[DATASET CONTENT — start]

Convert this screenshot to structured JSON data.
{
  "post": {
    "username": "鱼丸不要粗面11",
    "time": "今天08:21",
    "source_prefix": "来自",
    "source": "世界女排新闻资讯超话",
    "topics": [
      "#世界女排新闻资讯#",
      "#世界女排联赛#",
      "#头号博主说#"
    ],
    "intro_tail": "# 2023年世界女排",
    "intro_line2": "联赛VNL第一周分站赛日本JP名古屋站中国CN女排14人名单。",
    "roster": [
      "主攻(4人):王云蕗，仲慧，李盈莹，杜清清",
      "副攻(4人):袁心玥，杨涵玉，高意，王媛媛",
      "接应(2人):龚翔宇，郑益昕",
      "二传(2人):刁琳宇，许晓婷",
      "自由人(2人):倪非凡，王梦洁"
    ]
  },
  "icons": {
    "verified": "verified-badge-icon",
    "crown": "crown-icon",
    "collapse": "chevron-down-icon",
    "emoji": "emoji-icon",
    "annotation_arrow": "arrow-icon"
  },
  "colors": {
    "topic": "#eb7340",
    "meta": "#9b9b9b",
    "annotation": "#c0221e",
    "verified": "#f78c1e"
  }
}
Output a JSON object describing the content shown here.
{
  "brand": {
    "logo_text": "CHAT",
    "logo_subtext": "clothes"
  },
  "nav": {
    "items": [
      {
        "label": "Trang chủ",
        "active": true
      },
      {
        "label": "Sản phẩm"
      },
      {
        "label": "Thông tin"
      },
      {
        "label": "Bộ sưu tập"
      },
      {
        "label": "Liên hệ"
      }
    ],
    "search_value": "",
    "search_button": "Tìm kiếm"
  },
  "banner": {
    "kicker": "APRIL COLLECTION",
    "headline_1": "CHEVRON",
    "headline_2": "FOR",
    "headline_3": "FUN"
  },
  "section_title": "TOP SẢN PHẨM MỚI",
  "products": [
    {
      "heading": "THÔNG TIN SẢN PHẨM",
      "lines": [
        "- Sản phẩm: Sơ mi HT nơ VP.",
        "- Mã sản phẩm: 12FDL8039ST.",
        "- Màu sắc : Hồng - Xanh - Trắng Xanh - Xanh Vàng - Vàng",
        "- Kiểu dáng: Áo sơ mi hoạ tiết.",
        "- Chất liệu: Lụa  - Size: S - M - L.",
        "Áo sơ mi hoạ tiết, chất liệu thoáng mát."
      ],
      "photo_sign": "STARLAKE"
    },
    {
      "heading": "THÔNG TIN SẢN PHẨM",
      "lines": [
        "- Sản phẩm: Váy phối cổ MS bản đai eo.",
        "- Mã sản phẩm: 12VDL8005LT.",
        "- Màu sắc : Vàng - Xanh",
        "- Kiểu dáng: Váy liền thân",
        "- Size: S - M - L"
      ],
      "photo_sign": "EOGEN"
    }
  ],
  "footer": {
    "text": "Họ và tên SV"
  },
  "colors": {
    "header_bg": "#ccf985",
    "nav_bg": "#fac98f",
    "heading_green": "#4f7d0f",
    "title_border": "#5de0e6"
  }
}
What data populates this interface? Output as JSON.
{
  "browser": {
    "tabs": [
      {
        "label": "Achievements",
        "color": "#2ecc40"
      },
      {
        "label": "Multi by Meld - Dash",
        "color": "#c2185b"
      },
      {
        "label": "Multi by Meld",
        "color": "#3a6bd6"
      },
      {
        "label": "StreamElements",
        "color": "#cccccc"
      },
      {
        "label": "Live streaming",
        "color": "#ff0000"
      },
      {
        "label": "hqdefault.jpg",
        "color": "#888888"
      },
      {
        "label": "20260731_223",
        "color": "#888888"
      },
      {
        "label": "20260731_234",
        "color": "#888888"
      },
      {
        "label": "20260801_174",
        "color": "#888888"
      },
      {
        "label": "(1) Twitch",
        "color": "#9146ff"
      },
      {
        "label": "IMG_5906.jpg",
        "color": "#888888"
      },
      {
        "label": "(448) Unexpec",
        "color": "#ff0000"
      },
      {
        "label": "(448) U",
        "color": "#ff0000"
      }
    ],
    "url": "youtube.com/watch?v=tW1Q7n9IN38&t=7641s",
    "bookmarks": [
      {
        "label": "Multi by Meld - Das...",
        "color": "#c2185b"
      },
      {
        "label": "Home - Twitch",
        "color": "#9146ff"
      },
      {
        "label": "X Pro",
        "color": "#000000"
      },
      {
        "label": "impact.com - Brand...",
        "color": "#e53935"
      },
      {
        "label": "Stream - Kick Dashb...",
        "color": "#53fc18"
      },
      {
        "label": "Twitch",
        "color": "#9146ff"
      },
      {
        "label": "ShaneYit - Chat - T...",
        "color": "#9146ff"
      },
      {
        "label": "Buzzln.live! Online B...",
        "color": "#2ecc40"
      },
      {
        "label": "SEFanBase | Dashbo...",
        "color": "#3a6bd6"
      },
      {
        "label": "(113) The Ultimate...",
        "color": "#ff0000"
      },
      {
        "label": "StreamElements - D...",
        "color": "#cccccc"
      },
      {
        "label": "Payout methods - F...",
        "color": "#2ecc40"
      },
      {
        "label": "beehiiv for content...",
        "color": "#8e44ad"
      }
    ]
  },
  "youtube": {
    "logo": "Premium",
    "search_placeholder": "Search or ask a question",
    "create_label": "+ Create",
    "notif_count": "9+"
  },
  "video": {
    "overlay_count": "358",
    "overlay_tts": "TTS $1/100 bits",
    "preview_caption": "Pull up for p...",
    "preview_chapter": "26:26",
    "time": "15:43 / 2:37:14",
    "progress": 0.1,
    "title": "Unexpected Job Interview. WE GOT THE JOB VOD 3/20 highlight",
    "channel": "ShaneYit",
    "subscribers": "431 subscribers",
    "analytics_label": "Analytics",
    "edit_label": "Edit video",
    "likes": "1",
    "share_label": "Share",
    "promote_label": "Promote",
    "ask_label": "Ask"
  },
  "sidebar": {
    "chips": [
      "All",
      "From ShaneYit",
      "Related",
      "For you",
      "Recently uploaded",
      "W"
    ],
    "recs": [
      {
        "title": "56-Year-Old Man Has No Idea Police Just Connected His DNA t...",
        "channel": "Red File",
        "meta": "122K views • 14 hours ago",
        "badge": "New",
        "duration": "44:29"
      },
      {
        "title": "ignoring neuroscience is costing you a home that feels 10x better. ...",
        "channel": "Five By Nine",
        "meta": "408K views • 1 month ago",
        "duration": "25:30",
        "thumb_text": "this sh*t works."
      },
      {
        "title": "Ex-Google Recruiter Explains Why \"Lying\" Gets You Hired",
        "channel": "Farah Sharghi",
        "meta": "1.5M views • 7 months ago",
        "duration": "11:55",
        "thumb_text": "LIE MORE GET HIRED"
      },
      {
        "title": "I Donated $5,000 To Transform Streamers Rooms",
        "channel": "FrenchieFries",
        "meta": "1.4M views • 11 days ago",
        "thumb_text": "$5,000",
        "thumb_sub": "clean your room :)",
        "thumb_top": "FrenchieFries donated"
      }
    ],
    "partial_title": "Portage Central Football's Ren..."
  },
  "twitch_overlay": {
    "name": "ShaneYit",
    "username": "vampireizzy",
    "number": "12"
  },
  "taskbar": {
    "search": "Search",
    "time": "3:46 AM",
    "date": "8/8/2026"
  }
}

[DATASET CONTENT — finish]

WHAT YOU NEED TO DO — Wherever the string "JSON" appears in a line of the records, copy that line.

YOUR SOLUTION —
Convert this screenshot to structured JSON data.
Output a JSON object describing the content shown here.
What data populates this interface? Output as JSON.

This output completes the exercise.